Exercise input ::
↓
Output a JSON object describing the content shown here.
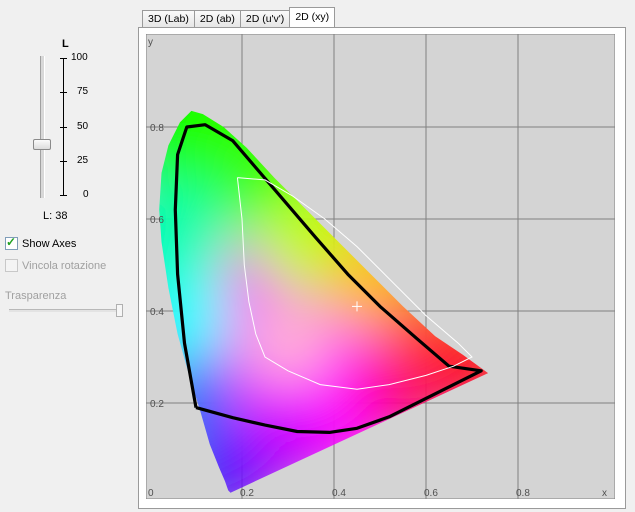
{
  "lightness_slider": {
    "title": "L",
    "ticks": [
      "100",
      "75",
      "50",
      "25",
      "0"
    ],
    "value_label": "L: 38",
    "value": 38,
    "max": 100
  },
  "options": {
    "show_axes_label": "Show Axes",
    "show_axes_checked": true,
    "vincola_label": "Vincola rotazione",
    "vincola_checked": false
  },
  "transparency": {
    "label": "Trasparenza",
    "value_fraction": 0.98
  },
  "tabs": [
    {
      "label": "3D (Lab)",
      "active": false
    },
    {
      "label": "2D (ab)",
      "active": false
    },
    {
      "label": "2D (u'v')",
      "active": false
    },
    {
      "label": "2D (xy)",
      "active": true
    }
  ],
  "chart_data": {
    "type": "scatter",
    "subtype": "CIE 1931 xy chromaticity diagram",
    "x_axis_label": "x",
    "y_axis_label": "y",
    "xlim": [
      0,
      0.9
    ],
    "ylim": [
      0,
      0.9
    ],
    "x_tick_labels": [
      "0",
      "0.2",
      "0.4",
      "0.6",
      "0.8"
    ],
    "y_tick_labels": [
      "0.2",
      "0.4",
      "0.6",
      "0.8"
    ],
    "grid": true,
    "background_color": "#d4d4d4",
    "spectral_locus": [
      [
        0.175,
        0.005
      ],
      [
        0.17,
        0.01
      ],
      [
        0.163,
        0.03
      ],
      [
        0.15,
        0.06
      ],
      [
        0.13,
        0.11
      ],
      [
        0.11,
        0.18
      ],
      [
        0.085,
        0.26
      ],
      [
        0.06,
        0.35
      ],
      [
        0.04,
        0.45
      ],
      [
        0.025,
        0.55
      ],
      [
        0.02,
        0.62
      ],
      [
        0.025,
        0.7
      ],
      [
        0.04,
        0.76
      ],
      [
        0.065,
        0.81
      ],
      [
        0.09,
        0.835
      ],
      [
        0.115,
        0.828
      ],
      [
        0.16,
        0.8
      ],
      [
        0.21,
        0.755
      ],
      [
        0.27,
        0.69
      ],
      [
        0.34,
        0.62
      ],
      [
        0.41,
        0.55
      ],
      [
        0.48,
        0.48
      ],
      [
        0.55,
        0.41
      ],
      [
        0.62,
        0.345
      ],
      [
        0.68,
        0.305
      ],
      [
        0.735,
        0.265
      ]
    ],
    "black_gamut_outline": [
      [
        0.1,
        0.19
      ],
      [
        0.075,
        0.33
      ],
      [
        0.06,
        0.48
      ],
      [
        0.055,
        0.62
      ],
      [
        0.06,
        0.74
      ],
      [
        0.08,
        0.8
      ],
      [
        0.12,
        0.805
      ],
      [
        0.18,
        0.77
      ],
      [
        0.24,
        0.7
      ],
      [
        0.3,
        0.63
      ],
      [
        0.36,
        0.56
      ],
      [
        0.43,
        0.48
      ],
      [
        0.5,
        0.41
      ],
      [
        0.58,
        0.34
      ],
      [
        0.65,
        0.28
      ],
      [
        0.72,
        0.27
      ],
      [
        0.62,
        0.22
      ],
      [
        0.52,
        0.17
      ],
      [
        0.45,
        0.145
      ],
      [
        0.39,
        0.136
      ],
      [
        0.32,
        0.138
      ],
      [
        0.25,
        0.152
      ],
      [
        0.18,
        0.168
      ],
      [
        0.1,
        0.19
      ]
    ],
    "white_gamut_outline": [
      [
        0.19,
        0.69
      ],
      [
        0.2,
        0.6
      ],
      [
        0.205,
        0.5
      ],
      [
        0.215,
        0.42
      ],
      [
        0.23,
        0.35
      ],
      [
        0.25,
        0.3
      ],
      [
        0.3,
        0.27
      ],
      [
        0.37,
        0.24
      ],
      [
        0.45,
        0.23
      ],
      [
        0.52,
        0.24
      ],
      [
        0.6,
        0.26
      ],
      [
        0.66,
        0.28
      ],
      [
        0.7,
        0.3
      ],
      [
        0.67,
        0.33
      ],
      [
        0.6,
        0.39
      ],
      [
        0.52,
        0.47
      ],
      [
        0.45,
        0.54
      ],
      [
        0.38,
        0.6
      ],
      [
        0.31,
        0.65
      ],
      [
        0.25,
        0.685
      ],
      [
        0.19,
        0.69
      ]
    ],
    "white_point": [
      0.45,
      0.41
    ]
  }
}
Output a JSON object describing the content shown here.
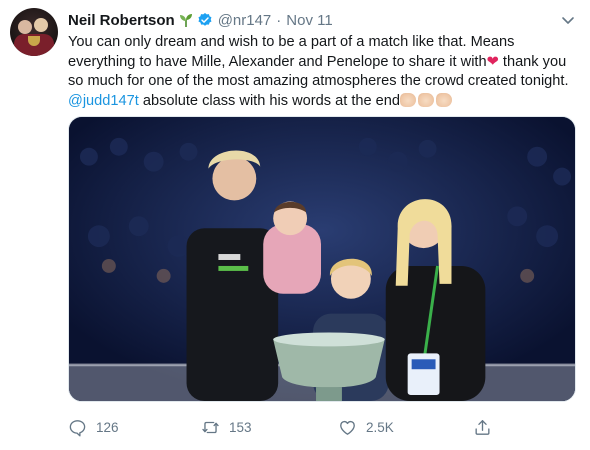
{
  "tweet": {
    "author_name": "Neil Robertson",
    "handle": "@nr147",
    "separator": "·",
    "date": "Nov 11",
    "text_line1": "You can only dream and wish to be a part of a match like that. Means",
    "text_line2": "everything to have Mille, Alexander and Penelope to share it with",
    "heart_emoji": "❤",
    "text_line2_end": " thank",
    "text_line3": "you so much for one of the most amazing atmospheres the crowd created",
    "text_line4_mention": "@judd147t",
    "text_line4": " absolute class with his words at the end",
    "media_icon": "photo-trophy-family"
  },
  "actions": {
    "reply_count": "126",
    "retweet_count": "153",
    "like_count": "2.5K"
  },
  "colors": {
    "accent": "#1da1f2",
    "mention": "#1b95e0",
    "heart": "#e0245e",
    "muted": "#657786"
  }
}
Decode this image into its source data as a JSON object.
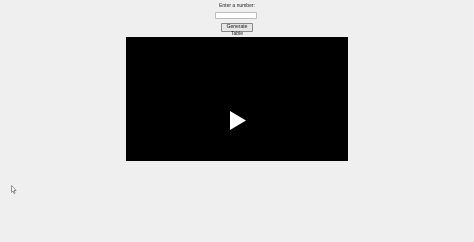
{
  "form": {
    "prompt_label": "Enter a number:",
    "input_value": "",
    "generate_button_label": "Generate Table"
  },
  "video": {
    "state": "paused",
    "play_icon": "play-icon"
  },
  "cursor": {
    "icon": "mouse-pointer-icon"
  },
  "colors": {
    "page_background": "#efefef",
    "video_background": "#000000",
    "play_icon": "#ffffff"
  }
}
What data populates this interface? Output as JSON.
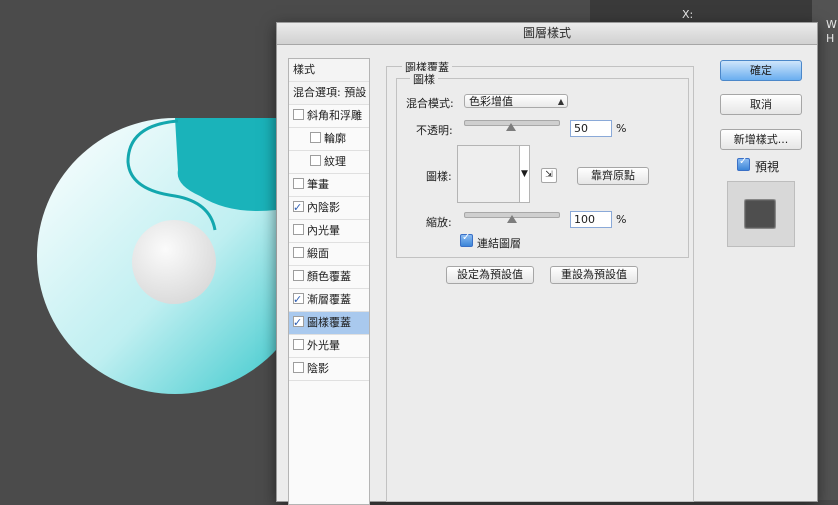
{
  "dialog": {
    "title": "圖層樣式",
    "style_list": {
      "header": "樣式",
      "blend_options": "混合選項: 預設",
      "items": [
        {
          "label": "斜角和浮雕",
          "checked": false,
          "indent": false
        },
        {
          "label": "輪廓",
          "checked": false,
          "indent": true
        },
        {
          "label": "紋理",
          "checked": false,
          "indent": true
        },
        {
          "label": "筆畫",
          "checked": false,
          "indent": false
        },
        {
          "label": "內陰影",
          "checked": true,
          "indent": false
        },
        {
          "label": "內光暈",
          "checked": false,
          "indent": false
        },
        {
          "label": "緞面",
          "checked": false,
          "indent": false
        },
        {
          "label": "顏色覆蓋",
          "checked": false,
          "indent": false
        },
        {
          "label": "漸層覆蓋",
          "checked": true,
          "indent": false
        },
        {
          "label": "圖樣覆蓋",
          "checked": true,
          "indent": false,
          "selected": true
        },
        {
          "label": "外光暈",
          "checked": false,
          "indent": false
        },
        {
          "label": "陰影",
          "checked": false,
          "indent": false
        }
      ]
    },
    "panel": {
      "section_title": "圖樣覆蓋",
      "sub_title": "圖樣",
      "blend_mode_label": "混合模式:",
      "blend_mode_value": "色彩增值",
      "opacity_label": "不透明:",
      "opacity_value": "50",
      "opacity_fraction": 0.5,
      "percent_sign": "%",
      "pattern_label": "圖樣:",
      "snap_origin_button": "靠齊原點",
      "scale_label": "縮放:",
      "scale_value": "100",
      "link_layer_label": "連結圖層",
      "link_layer_checked": true,
      "make_default_button": "設定為預設值",
      "reset_default_button": "重設為預設值"
    },
    "buttons": {
      "ok": "確定",
      "cancel": "取消",
      "new_style": "新增樣式...",
      "preview_label": "預視",
      "preview_checked": true
    }
  },
  "background": {
    "right_panel_text_1": "W",
    "right_panel_text_2": "H",
    "top_panel_text": "X:"
  },
  "colors": {
    "accent_teal": "#1ab3ba",
    "selection_blue": "#a9c9ee",
    "canvas_gray": "#4b4b4b"
  }
}
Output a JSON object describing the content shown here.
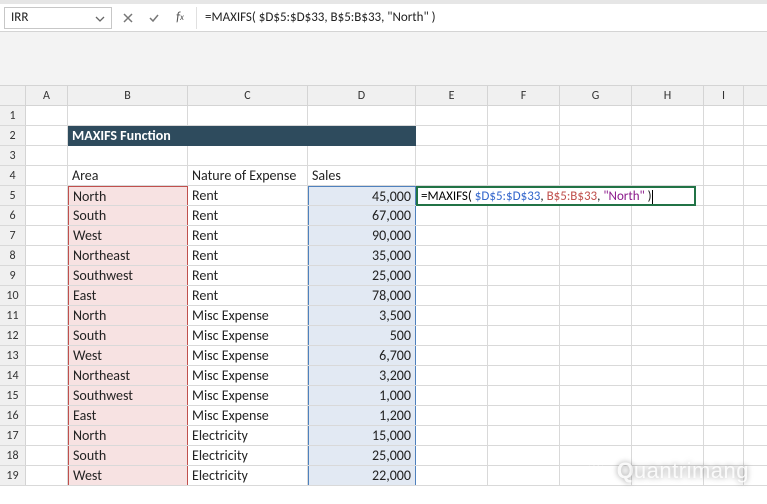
{
  "name_box": {
    "value": "IRR"
  },
  "formula_bar": {
    "text": "=MAXIFS( $D$5:$D$33, B$5:B$33, \"North\" )"
  },
  "columns": [
    "A",
    "B",
    "C",
    "D",
    "E",
    "F",
    "G",
    "H",
    "I"
  ],
  "title": "MAXIFS Function",
  "headers": {
    "area": "Area",
    "nature": "Nature of Expense",
    "sales": "Sales"
  },
  "rows": [
    {
      "n": "1"
    },
    {
      "n": "2"
    },
    {
      "n": "3"
    },
    {
      "n": "4"
    },
    {
      "n": "5",
      "area": "North",
      "nature": "Rent",
      "sales": "45,000"
    },
    {
      "n": "6",
      "area": "South",
      "nature": "Rent",
      "sales": "67,000"
    },
    {
      "n": "7",
      "area": "West",
      "nature": "Rent",
      "sales": "90,000"
    },
    {
      "n": "8",
      "area": "Northeast",
      "nature": "Rent",
      "sales": "35,000"
    },
    {
      "n": "9",
      "area": "Southwest",
      "nature": "Rent",
      "sales": "25,000"
    },
    {
      "n": "10",
      "area": "East",
      "nature": "Rent",
      "sales": "78,000"
    },
    {
      "n": "11",
      "area": "North",
      "nature": "Misc Expense",
      "sales": "3,500"
    },
    {
      "n": "12",
      "area": "South",
      "nature": "Misc Expense",
      "sales": "500"
    },
    {
      "n": "13",
      "area": "West",
      "nature": "Misc Expense",
      "sales": "6,700"
    },
    {
      "n": "14",
      "area": "Northeast",
      "nature": "Misc Expense",
      "sales": "3,200"
    },
    {
      "n": "15",
      "area": "Southwest",
      "nature": "Misc Expense",
      "sales": "1,000"
    },
    {
      "n": "16",
      "area": "East",
      "nature": "Misc Expense",
      "sales": "1,200"
    },
    {
      "n": "17",
      "area": "North",
      "nature": "Electricity",
      "sales": "15,000"
    },
    {
      "n": "18",
      "area": "South",
      "nature": "Electricity",
      "sales": "25,000"
    },
    {
      "n": "19",
      "area": "West",
      "nature": "Electricity",
      "sales": "22,000"
    }
  ],
  "active_cell": {
    "parts": {
      "prefix": "=MAXIFS( ",
      "range1": "$D$5:$D$33",
      "sep1": ", ",
      "range2": "B$5:B$33",
      "sep2": ", ",
      "str": "\"North\"",
      "suffix": " )"
    }
  },
  "watermark": {
    "text": "uantrimang"
  }
}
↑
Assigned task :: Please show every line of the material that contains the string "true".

Exercise answer ::
    "show_axes_checked": true,
      "active": true
    "grid": true,
          "indent": true
          "indent": true
          "checked": true,
          "checked": true,
          "checked": true,
          "selected": true
      "link_layer_checked": true,
      "preview_checked": true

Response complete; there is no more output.